Some Democrats realized the error of their ways, but Speaker Pelosi deliberately forced the failure of a vote to repeal the measure. The Wall Street Journal explains:
Most Democrats now claim they were blindsided and didn’t understand the implications of the 1099 provision–which is typical of the slapdash, destructive way the bill was written and passed. As the critics claimed, most Members had no idea what they were voting on. Some 239 House Democrats voted to dump the 1099 provision in August, and the repeal would have passed except Speaker Pelosi rigged the vote procedurally so it needed a two-thirds majority. She thus gave Democrats the cover of a repeal vote without actually repealing it.

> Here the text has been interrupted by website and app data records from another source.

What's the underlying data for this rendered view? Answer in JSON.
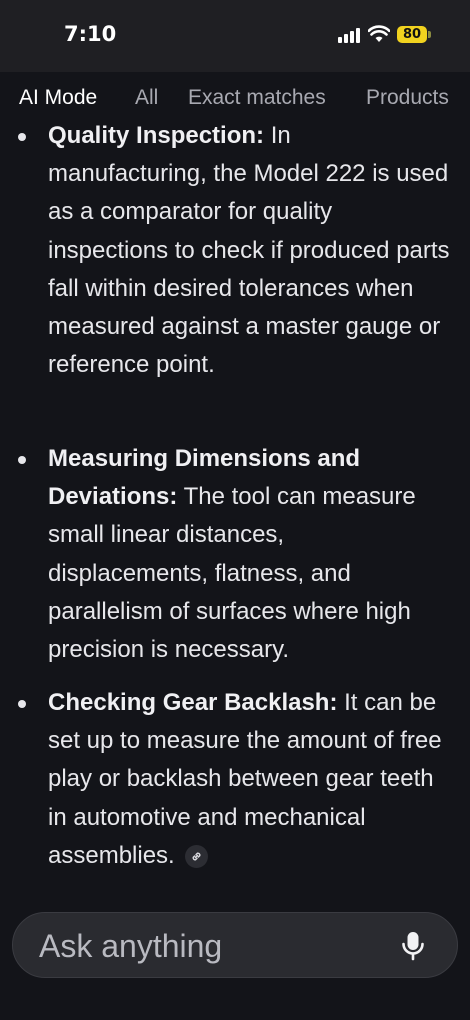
{
  "status_bar": {
    "time": "7:10",
    "battery": "80"
  },
  "tabs": [
    {
      "label": "AI Mode",
      "active": true
    },
    {
      "label": "All"
    },
    {
      "label": "Exact matches"
    },
    {
      "label": "Products"
    }
  ],
  "content": {
    "bullets": [
      {
        "title": "Quality Inspection:",
        "text": " In manufacturing, the Model 222 is used as a comparator for quality inspections to check if produced parts fall within desired tolerances when measured against a master gauge or reference point."
      },
      {
        "title": "Measuring Dimensions and Deviations:",
        "text": " The tool can measure small linear distances, displacements, flatness, and parallelism of surfaces where high precision is necessary."
      },
      {
        "title": "Checking Gear Backlash:",
        "text": " It can be set up to measure the amount of free play or backlash between gear teeth in automotive and mechanical assemblies."
      }
    ]
  },
  "search": {
    "placeholder": "Ask anything",
    "value": ""
  },
  "colors": {
    "background": "#131419",
    "status_bar": "#1f1f23",
    "battery": "#f1d21f",
    "input_bg": "#2a2b30"
  },
  "icons": [
    "signal-icon",
    "wifi-icon",
    "battery-icon",
    "link-icon",
    "microphone-icon"
  ]
}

As Greenspan explains in his editorial (warning: lots of “financialese”) businesses are hanging onto an unusually large amount of liquid assets (cash) and investing a historically low percentage of revenue in higher-risk long-term illiquid assets (durable goods, labor). Consumers are also worried about the massive income tax hikes that could hit starting January 1, 2011, so they have begun to significantly decrease their spending. Businesses responded by cutting another 39,000 jobs in September.
And the Democrat response? Blame Bush, blame Bush some more, and if that doesn’t work, keep blaming Bush. It’s no wonder that Newt Gingrich has dubbed the Democrats “the party of food stamps” — there are now over 40 million Americans receiving food stamps, and nothing in the way of ideas from the Democrats except for more pork-barrel “stimulus,” trillion-dollar deficits year after year, “comprehensive immigration reform” (read: amnesty), and Cap and Trade, which will send energy prices through the roof.
We can stop the march toward the Democrats’ vision of a European-style socialist government here in America — and the inevitability of astronomical tax rates, permanently high unemployment, unsustainable welfare roles, sluggish economic growth, and crushing national debt — by voting Republican on November 2.
We can stop the socialism. We can stop the fear.